The key to learning--and unlearning--is the schedule we choose for that reinforcement, and the list linked above is very specific about the kind of learning (and inhibition--extinction--or unlearning that will occur with each type.  It's important, then, not only to determine the subject's currency but to look at the list and choose in advance the kind of learning you're planning on attempting.

Generally speaking, positive reinforcement is the most effective.  The kid makes it to school on time, you give him a cookie when he gets home.  Bingo!  Tomorrow he may do it again...or he may not.  There's always a testing by the subject to make sure there isn't an easier way to get the reward, so don't despair.  It's not you; it's him.  Just hold on and he'll eventually try it again, and again, and again until he  figures out how badly you want this and ups the ante, and you have to find something better than cookies, like a new car.

That's a pretty easy scenario to imagine.  Tell the human what you want, offer him a bribe, and off you go.  It's harder with a non-human-speaking critter, and there's more chance that a combination of positive and negative reinforcement is going to come into play.  Negative reinforcement isn't punishment.  It's the removal of something that makes the subject unhappy in order to get him to do what you want.  When Zip is standing on my foot, poking him repeatedly in the leg while I say (loudly) "Get off!" will eventually irritate him into moving.  Then he gets the positive reinforcement (cookie, pat on the neck, beer, whatever).  So it's a combination of styles because you can't tell him what it is you want in a way he'll understand.

There's more to the scheduling (try here for more details with photos:  http://www3.uca.edu/iqzoo/Learning%20Principles/lammers/schedules.htm)  But let's jump ahead to extinction, since that's something that is always under discussion.  How do you stop a behavior you don't like.  This came up recently regarding a horse playing with the leather straps on his bridle during tacking up.  How do you stop something without punishment, or is punishment the only possible route?

First, if it's something you've been reinforcing, just removing the reinforcer will result in a decline in performance.  Don't give the horse a cookie for bowing for, say, a month, and he will probably begin to hesitate when you give the verbal cue.  Eventually, if you're consistent with the no cookie thing, he'll stop entirely.  The thing with removing reinforcers is that intermittent reinforcement--a cookie every now and then just because you feel like it--results in stronger learning than if you reinforce every effort.  So you have to be religious about not reinforcing.

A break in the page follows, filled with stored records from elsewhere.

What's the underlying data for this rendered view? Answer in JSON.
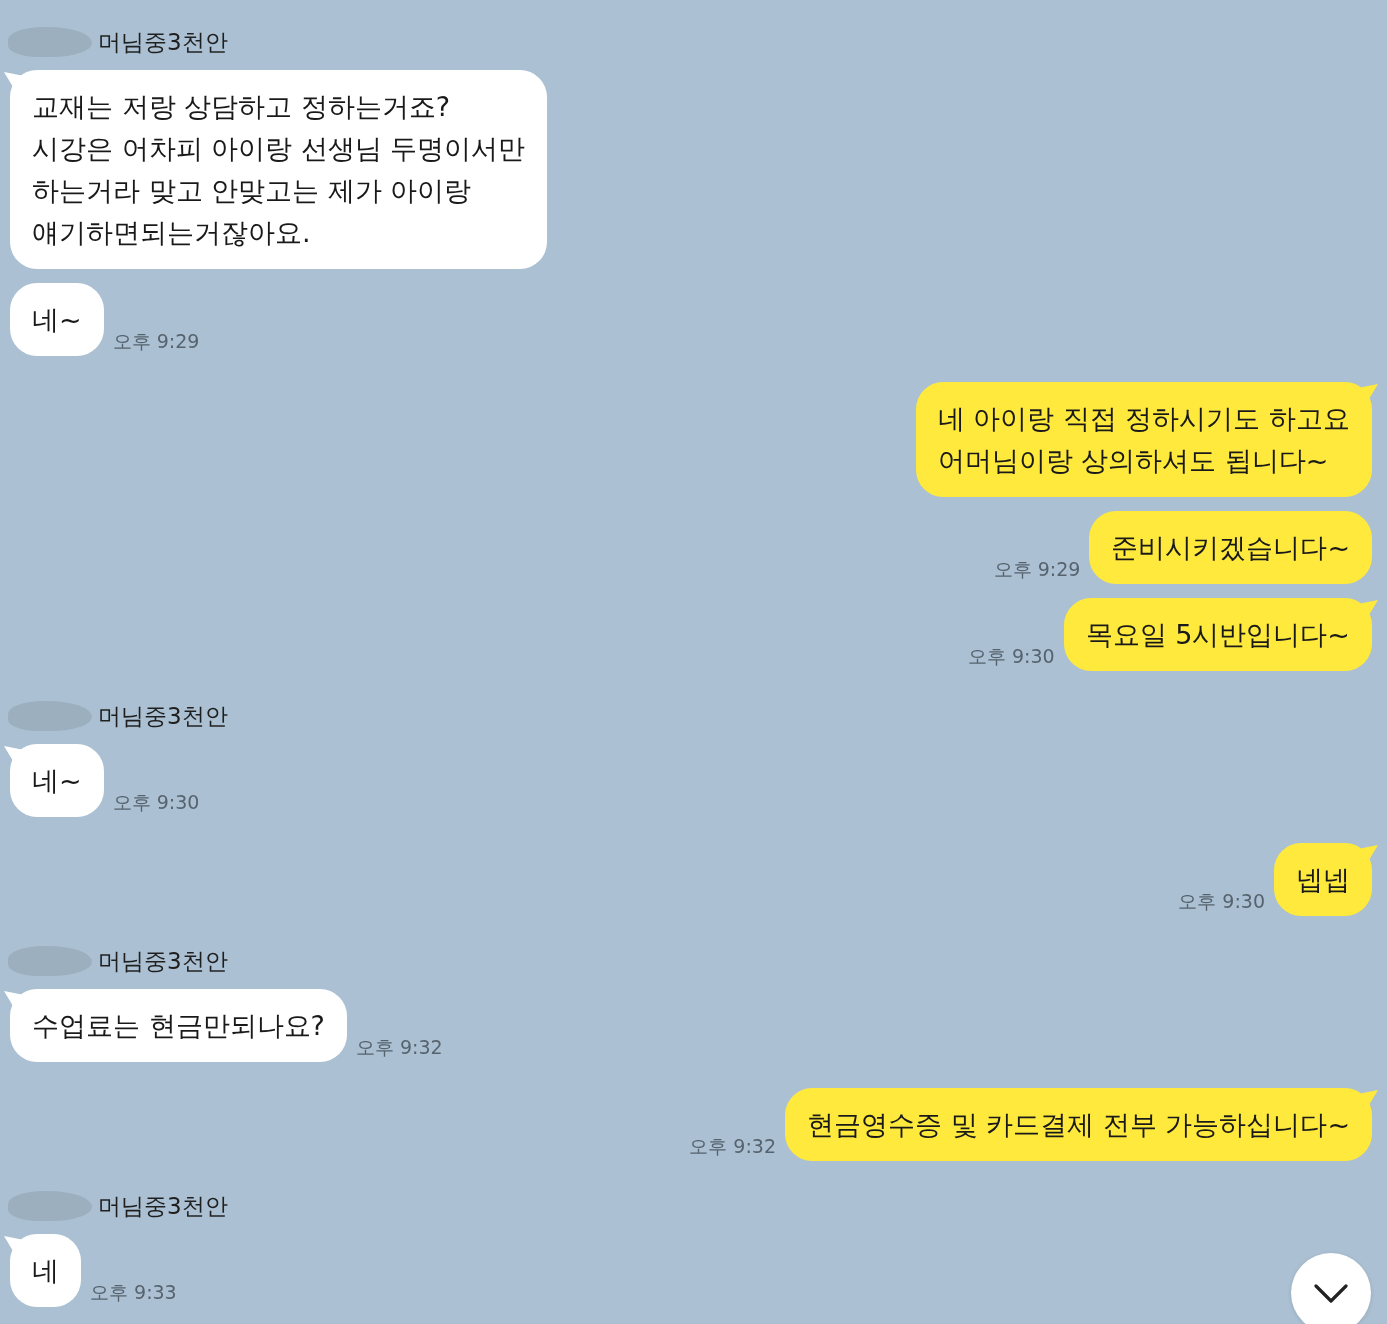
{
  "chat": {
    "groups": [
      {
        "kind": "received",
        "sender": {
          "name": "머님중3천안",
          "redacted": true
        },
        "messages": [
          {
            "text": "교재는 저랑 상담하고 정하는거죠?\n시강은 어차피 아이랑 선생님 두명이서만\n하는거라 맞고 안맞고는 제가 아이랑\n얘기하면되는거잖아요.",
            "tail": true
          },
          {
            "text": "네~",
            "tail": false,
            "time": "오후 9:29"
          }
        ]
      },
      {
        "kind": "sent",
        "messages": [
          {
            "text": "네 아이랑 직접 정하시기도 하고요\n어머님이랑 상의하셔도 됩니다~",
            "tail": true
          },
          {
            "text": "준비시키겠습니다~",
            "tail": false,
            "time": "오후 9:29"
          },
          {
            "text": "목요일 5시반입니다~",
            "tail": true,
            "time": "오후 9:30"
          }
        ]
      },
      {
        "kind": "received",
        "sender": {
          "name": "머님중3천안",
          "redacted": true
        },
        "messages": [
          {
            "text": "네~",
            "tail": true,
            "time": "오후 9:30"
          }
        ]
      },
      {
        "kind": "sent",
        "messages": [
          {
            "text": "넵넵",
            "tail": true,
            "time": "오후 9:30"
          }
        ]
      },
      {
        "kind": "received",
        "sender": {
          "name": "머님중3천안",
          "redacted": true
        },
        "messages": [
          {
            "text": "수업료는 현금만되나요?",
            "tail": true,
            "time": "오후 9:32"
          }
        ]
      },
      {
        "kind": "sent",
        "messages": [
          {
            "text": "현금영수증 및 카드결제 전부 가능하십니다~",
            "tail": true,
            "time": "오후 9:32"
          }
        ]
      },
      {
        "kind": "received",
        "sender": {
          "name": "머님중3천안",
          "redacted": true
        },
        "messages": [
          {
            "text": "네",
            "tail": true,
            "time": "오후 9:33"
          }
        ]
      }
    ]
  }
}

Better, though, is to replace the unwanted behavior with a similar one that you can reinforce.  If your child is getting up too early because he took your instruction one step too far, you can replace that habit with a specific time when he's allowed to disturb your shuteye and reinforce that instead.  If your horse is too excited to do his spin on the hindquarters so he does it every time you ask him to stand, stop reinforcing that and replace it with the habit of, say, taking one step back.  If he's playing with his bridle so you can't get it on him (your laughter and the attention he got from you were the reinforcers), teach him to lower his head or turn it toward you or something else entirely that preclude bridle molestation, and be sure you don't laugh or respond in any way to his strap-related antics other than to remove the leather from his mouth.

It's a Brave New Year, and time to get on all those nit-picky behavioral issues.  Good luck, and may the Reinforcement Schedule be with you!